Mr James Forward was reportedly born in Portsmouth, Hampshire, England on 24 November 1884. No records for his birth or any appearances for him on UK censuses prior to 1911 have been uncovered.
He appears on the 1911 census, residing at the Sailor's Home in Southampton and described as an unmarried able seaman.
When he signed-on to the Titanic on 6 April 1912 Forward gave his address as the Sailor's Home, Southampton. His previous ship had been the Oceanic and as an able-bodied seaman he received monthly wages of £5.
Forward was rescued. It is possible he was the 'mate' referred to by Ernest Archer as the other crew member ordered into lifeboat 16. An additional crewman, master-at-arms Henry Bailey, later slid down the falls and took command of the boat.
Forward was not called to testify at either the American or British Inquiries into the sinking but received expenses of £8, 12s, 6d for his detention at the latter. He later returned to working at sea.
In March 1915 he was able seaman aboard Euripides, operating between London and Sydney. On 6 October 1915, in Lyttleton, New Zealand, he and another seaman were sentenced to one month's imprisonment for the use of obscene language. He was described as standing at 5' 4¾" and with dark hair, grey eyes and a fresh and medium complexion. His tattoos were listed as: an eagle, rose and leaves on his chest; a woman, flag and sword on right arm; and a Japanese woman, bird and flower on the left arm.
By 1916 Forward was on the same run but aboard the Wiltshire. In June 1917 he was an able seaman aboard SS Apapa of the African Steamship Company; his then address was stated as the sailor's home in Wells Street, London. By March the following year Forward was serving on the Ionic. On 22 October 1918, he was able seaman aboard the Pannonia and throughout 1922 and into 1923 he was serving aboard Homeric.
James Forward, who apparently never married, settled in Australia where he worked on ships between Newcastle and Melbourne, one ship being the collier Christina Fraser. That ship went missing, presumed sunk in June 1933 with the loss of all eighteen crew members. Although not aboard at the time James Forward, a former able seaman aboard was called to give evidence about the seaworthiness of the vessel, which he referred to as a "cranky ship" and aboard which he described having been thrown from his bunk on one occasion due to heavy pitching:
THE LOST COLLIER - WAS SHE SEAWORTHY?
James Forward, formerly an A.B. on the collier, said that seamen had several times complained to the mate and the engineer regarding water in the aft end of the No. 2 hold of the vessel. - The Age [Melbourne], 3 August 1933
James continued to work at sea and made his home in Darling Harbour in Sydney; he appears on the 1931 electoral roll at 106 George Street and on the 1937 roll at 89 George Street; on both occasions, he was listed as living alone and described as a seaman.
In June 1940 whilst serving aboard the SS Aroona and, in mysterious circumstances, James Forward went missing from his ship whilst 22 miles off the coast of Wilson's Promontory in Victoria, Australia. He was presumed dead.

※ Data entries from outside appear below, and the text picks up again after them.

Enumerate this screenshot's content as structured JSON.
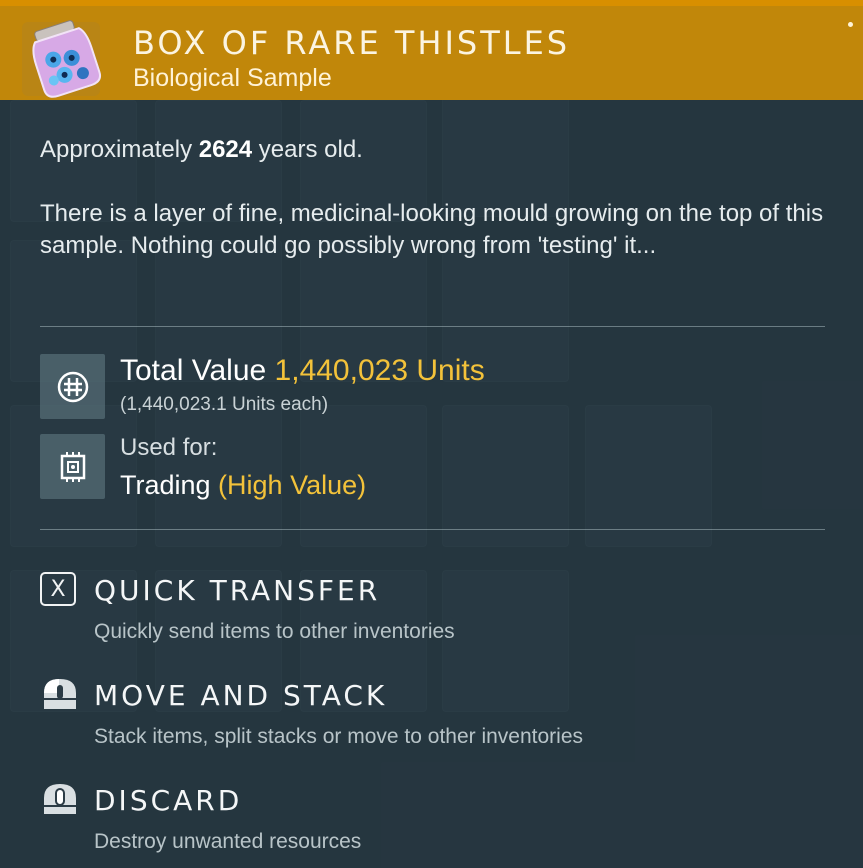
{
  "item": {
    "title": "BOX OF RARE THISTLES",
    "subtitle": "Biological Sample",
    "age_prefix": "Approximately ",
    "age_value": "2624",
    "age_suffix": " years old.",
    "description": "There is a layer of fine, medicinal-looking mould growing on the top of this sample. Nothing could go possibly wrong from 'testing' it..."
  },
  "value": {
    "label": "Total Value ",
    "amount": "1,440,023 Units",
    "each": "(1,440,023.1 Units each)"
  },
  "usage": {
    "label": "Used for:",
    "value": "Trading ",
    "highlight": "(High Value)"
  },
  "actions": [
    {
      "title": "QUICK TRANSFER",
      "desc": "Quickly send items to other inventories",
      "icon": "x-key-icon"
    },
    {
      "title": "MOVE AND STACK",
      "desc": "Stack items, split stacks or move to other inventories",
      "icon": "mouse-left-click-icon"
    },
    {
      "title": "DISCARD",
      "desc": "Destroy unwanted resources",
      "icon": "mouse-middle-click-icon"
    }
  ],
  "colors": {
    "header": "#c1870a",
    "accent": "#f3c23a",
    "panel": "#2c3c46"
  }
}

SEAMAN LOST OVERBOARD
PORT KEMBLA, Friday - When the S.S. Aroona arrived at Port Kembla this afternoon, Captain Watson reported that when the ship was 22 miles off Wilson's Promontory it was discovered that James Forward, a seaman, was missing.
A search of the ship was made and as no trace of the missing man was found, it was presumed that he had fallen overboard.
He was a native of London [sic] and had not been in good health for some days. - Daily News, 29 June 1940
It was reported the following week that an inquest would be held, the outcome of which is unknown.